Ornis Hungarica. vol.26(2). (2018) p.69-90.
The Peregrine population study in the French Jura mountains 1964–2016: use of occupancy modeling to estimate population size and analyze site persistence and colonization rates
We summarize key results of the first 53 years of one of the longest-running avian population studies in the world, on the Peregrine Falcon (Falco peregrinus), in the French Jura mountains (12,714 km2), launched in 1964. A total of 449 cliff sites in 338 potential Peregrine territories were surveyed: 287 (85%) of these territories were occupied by an adult pair at least once, while in 51 (15%) we never detected an adult pair. Most sites were visited several times during a breeding season to survey occupancy and later fecundity, but the proportion of sites visited was highly variable over the years. We highlight the power of the Bayesian implementation of site-occupancy models (MacKenzie et al. 2002, 2003) to analyze data from raptor population studies: to correct population size estimates for sites not visited in a given year and for the biasing effects of preferential sampling (when better sites are more likely to be checked). In addition, these models allow estimation and modeling of the site-level persistence and colonization rates, which can provide important clues about drivers of population dynamics, even without individually marking any birds. Changes in the dynamics rates may serve as early-warning signals for subsequent population declines.

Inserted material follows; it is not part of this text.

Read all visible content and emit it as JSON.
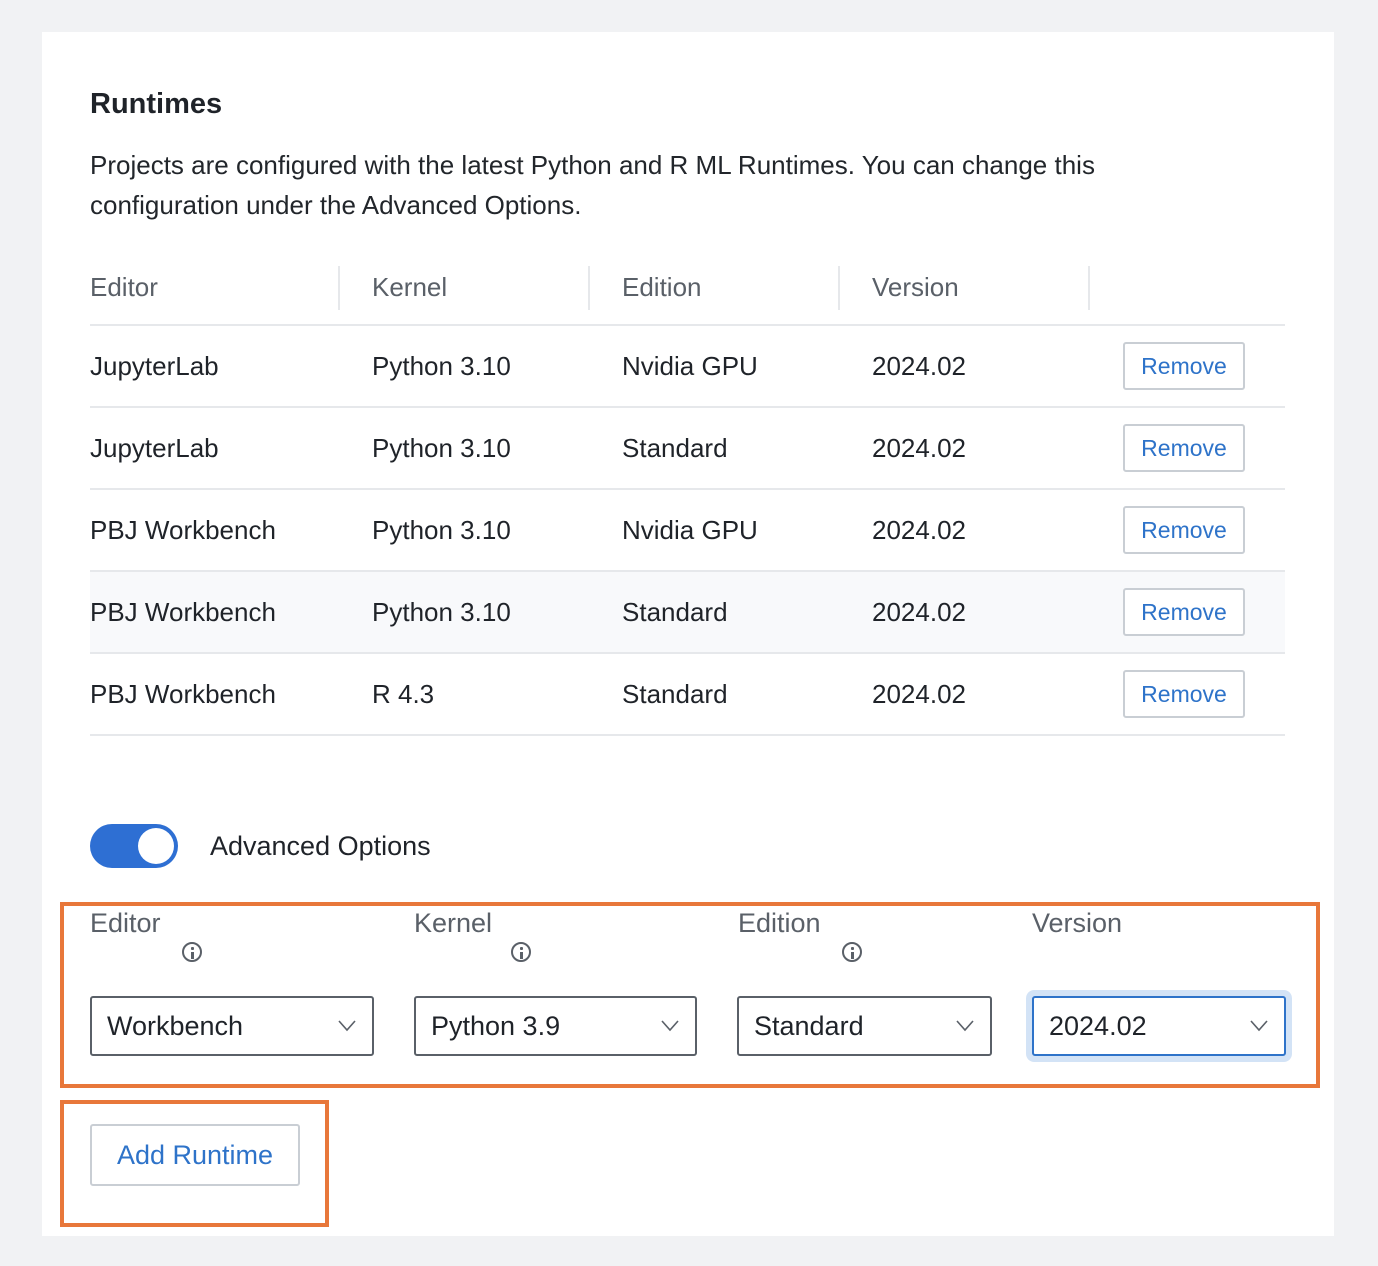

Since 1964, the observed number of adult pairs varied between 17 in 1972 and 196 in 2008, but the proportion of sites visited increased from 43% in 1964 to 80–90% after 2002. Hence, this raw population total must be an underestimate. We found strong evidence for preferential sampling in our study. Correcting for this, we estimated 56 pairs in 1964, after which the population dropped to a minimum of 18 in 1972, but then recovered rapidly, leveling off somewhat around 1995 and reaching a maximum of 200–210 adult pairs during 2000–2012. This was then followed by a decline to 170–190 pairs. In any one year, the raw counts underestimated the true population size by 5–39% (mean 11%), due to sites not being visited (this correction ignores imperfect detection though). Site persistence rates declined from 78% to less than 60% during 1967–1972, and then increased rapidly to over 90% during 1980–1990, suggesting that once pesticide effects vanished, individual survival probability increased rapidly and as a consequence also site persistence. Since the 1990s, persistence has declined slowly, which may indicate decreasing adult survival. In contrast, colonization rates increased steadily from about 3% in the early years to maxima of 46–49% during 1994–2001, but declined thereafter and currently reach about 33%. Taller cliffs had greater persistence and colonization rates than medium or small cliffs.
Both the decline in colonization and in persistence rates during the last 15 years may reflect density-dependence, predation by the expanding European Eagle Owl (Bubo bubo) population, human persecution or any as yet unknown factors. Importantly, we note that both persistence and colonization rates began to decline many years before the recent population decline became apparent. Thus, analysis of population studies using dynamic occupancy models can provide early-warning signals for future population declines. Our study demonstrates the benefits of modern analytical methods that can correct for several key deficiencies in probably all raptor population studies: incomplete coverage of sites and imperfect detection (though we only dealt with the former here). Occupancy models, possibly accounting for preferential sampling, appear to represent the logical analytical framework for abundance in raptor population studies.